Wednesday.  Hump Day.  Flourescent lights and industrial hum.  This harmless, whimsical little feller in accounting up and decides that from now on, he’s going to say “yes” to everything that comes his way.  No more nay-saying for him!  He’s going to start his new life by taking off work early, see where the day takes him.  Then he ventures outside his office building, and is immediately approached by a desperate-looking man who thrusts a pistol into his hands.  There’s blood on the handle.  “Get rid of this for me?” the stranger half-demands.  Our hero stammers a one-word reply:




So the stranger runs off and the Yes Man is stuck with a bloody gun.  There’s hair on the handle too – it was used to hurt somebody, and that hurt was not done as smoothly and as simply as by pulling the trigger.  Before he has time to think, the Yes Man sees three gargantuan enforcers pushing their way towards him down the city street.  Fight-or-fight takes over, and he flies.


Turns out the stranger was involved with the girlfriend of a low-level criminal.  They got in a fight and the girl got the worse of it.  Now the criminal and his boys are looking for the assailant, and having come this close to catching up to him, they’ll settle for dismantling the man they think is his accomplice.  The Yes Man finds this out through the course of a Hitchcock-style “Wrong Man” scenario, where the mugs alternately catch up to Yes Man, give him bits and pieces of the story, and are amazingly eluded by him.  Every time they catch him or are about to, he somehow manages to escape.  That chase set-up lasts about halfway through the movie.

Then the Yes Man takes a bullet in the head. 


He’s just not a professional.  In fact, he’s kind of a pussy.  He’s just a guy who said “no” to everything in his life before today; what does he really know about keeping his head above water in a sea of sharks?  He’s over his head.  He IS, nothing.  He WAS.  It might be sad or it might not be, but the Yes Man is dead.  He’s really dead.


A la Psycho, we now need a new protagonist. 


The stranger, well on his way out of town, gets word that the guy he gave the gun to has been pegged for his accomplice and thereby executed.  He starts to experience what folklore sometimes refers to as “guilt”.  He didn’t mean to hurt the girl that bad, he cared about her.  And he didn’t mean to bring that sad bastard into it, he just wanted to get away from Moose and Knuckles.

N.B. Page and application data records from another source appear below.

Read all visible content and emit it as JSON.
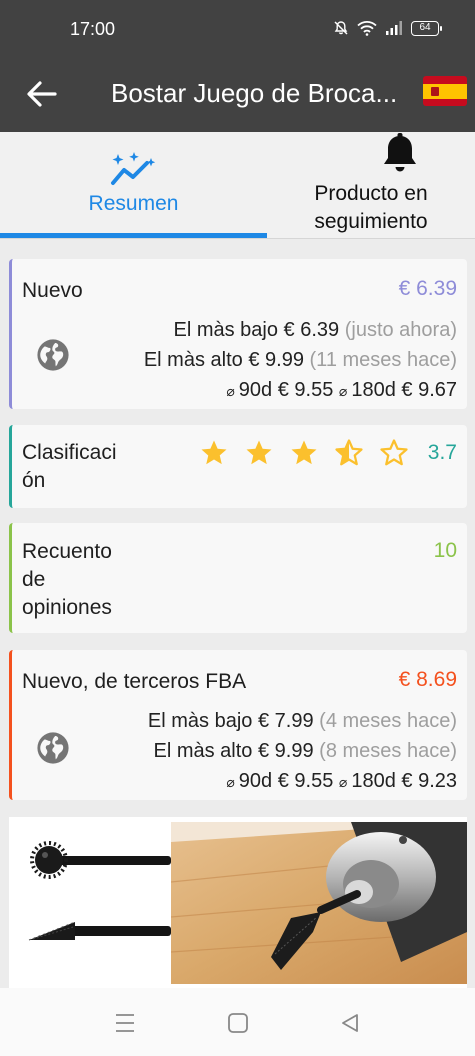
{
  "status_bar": {
    "time": "17:00",
    "battery": "64",
    "icons": [
      "mute-bell-icon",
      "wifi-icon",
      "signal-icon",
      "battery-icon"
    ]
  },
  "app_bar": {
    "title": "Bostar Juego de Broca...",
    "back_icon": "back-arrow-icon",
    "flag_icon": "spain-flag-icon"
  },
  "tabs": [
    {
      "label": "Resumen",
      "icon": "trend-sparkle-icon",
      "active": true
    },
    {
      "label": "Producto en\nseguimiento",
      "icon": "bell-icon",
      "active": false
    }
  ],
  "cards": {
    "new": {
      "title": "Nuevo",
      "value": "€ 6.39",
      "lowest_label": "El màs bajo",
      "lowest_price": "€ 6.39",
      "lowest_when": "(justo ahora)",
      "highest_label": "El màs alto",
      "highest_price": "€ 9.99",
      "highest_when": "(11 meses hace)",
      "avg_90_label": "90d",
      "avg_90_value": "€ 9.55",
      "avg_180_label": "180d",
      "avg_180_value": "€ 9.67",
      "accent": "#8e8cd8"
    },
    "rating": {
      "title": "Clasificaci\nón",
      "value": "3.7",
      "stars": 3.5,
      "accent": "#26a69a"
    },
    "reviews": {
      "title": "Recuento\nde\nopiniones",
      "value": "10",
      "accent": "#8bc34a"
    },
    "fba": {
      "title": "Nuevo, de terceros FBA",
      "value": "€ 8.69",
      "lowest_label": "El màs bajo",
      "lowest_price": "€ 7.99",
      "lowest_when": "(4 meses hace)",
      "highest_label": "El màs alto",
      "highest_price": "€ 9.99",
      "highest_when": "(8 meses hace)",
      "avg_90_label": "90d",
      "avg_90_value": "€ 9.55",
      "avg_180_label": "180d",
      "avg_180_value": "€ 9.23",
      "accent": "#f4511e"
    }
  },
  "avg_symbol": "⌀",
  "nav_bar": {
    "icons": [
      "menu-icon",
      "home-square-icon",
      "back-triangle-icon"
    ]
  }
}
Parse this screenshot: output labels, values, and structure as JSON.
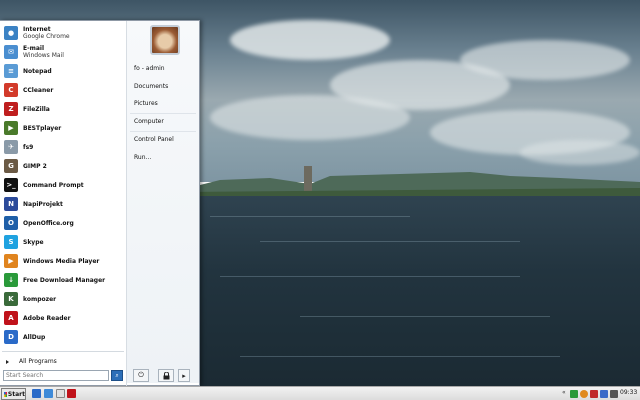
{
  "start_menu": {
    "programs": [
      {
        "name": "Internet",
        "sub": "Google Chrome",
        "icon": "chrome-icon",
        "color": "#3b82c4"
      },
      {
        "name": "E-mail",
        "sub": "Windows Mail",
        "icon": "mail-icon",
        "color": "#4a8ed0"
      },
      {
        "name": "Notepad",
        "sub": "",
        "icon": "notepad-icon",
        "color": "#5a9bd5"
      },
      {
        "name": "CCleaner",
        "sub": "",
        "icon": "ccleaner-icon",
        "color": "#d23a2a"
      },
      {
        "name": "FileZilla",
        "sub": "",
        "icon": "filezilla-icon",
        "color": "#bf1e1e"
      },
      {
        "name": "BESTplayer",
        "sub": "",
        "icon": "bestplayer-icon",
        "color": "#4a7a2a"
      },
      {
        "name": "fs9",
        "sub": "",
        "icon": "airplane-icon",
        "color": "#8a9aa8"
      },
      {
        "name": "GIMP 2",
        "sub": "",
        "icon": "gimp-icon",
        "color": "#6b5a45"
      },
      {
        "name": "Command Prompt",
        "sub": "",
        "icon": "terminal-icon",
        "color": "#111111"
      },
      {
        "name": "NapiProjekt",
        "sub": "",
        "icon": "napiprojekt-icon",
        "color": "#2b4a9a"
      },
      {
        "name": "OpenOffice.org",
        "sub": "",
        "icon": "openoffice-icon",
        "color": "#1f5fa8"
      },
      {
        "name": "Skype",
        "sub": "",
        "icon": "skype-icon",
        "color": "#1fa2e0"
      },
      {
        "name": "Windows Media Player",
        "sub": "",
        "icon": "media-player-icon",
        "color": "#e0841e"
      },
      {
        "name": "Free Download Manager",
        "sub": "",
        "icon": "download-manager-icon",
        "color": "#2a9a3a"
      },
      {
        "name": "kompozer",
        "sub": "",
        "icon": "kompozer-icon",
        "color": "#3a6a3a"
      },
      {
        "name": "Adobe Reader",
        "sub": "",
        "icon": "adobe-reader-icon",
        "color": "#c0121a"
      },
      {
        "name": "AllDup",
        "sub": "",
        "icon": "alldup-icon",
        "color": "#2a6ac8"
      }
    ],
    "all_programs": "All Programs",
    "search_placeholder": "Start Search",
    "places": [
      "fo - admin",
      "Documents",
      "Pictures",
      "Computer",
      "Control Panel",
      "Run..."
    ]
  },
  "taskbar": {
    "start_label": "Start",
    "clock": "09:33"
  }
}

He’s got to go back, just got to.  Not to own up to his crimes – that’d be crazy.  Suicide won’t bring the girl or the geek back.  And it’s not exactly vengeance either.  Really, the truth is that if he wipes out his pursuers, he won’t have to run the rest of his life.  Then maybe he can find something, anything, worth doing with it.  Maybe if he can do this thing, he can do a little something good for somebody.  Even if it’s still, only and just, for himself.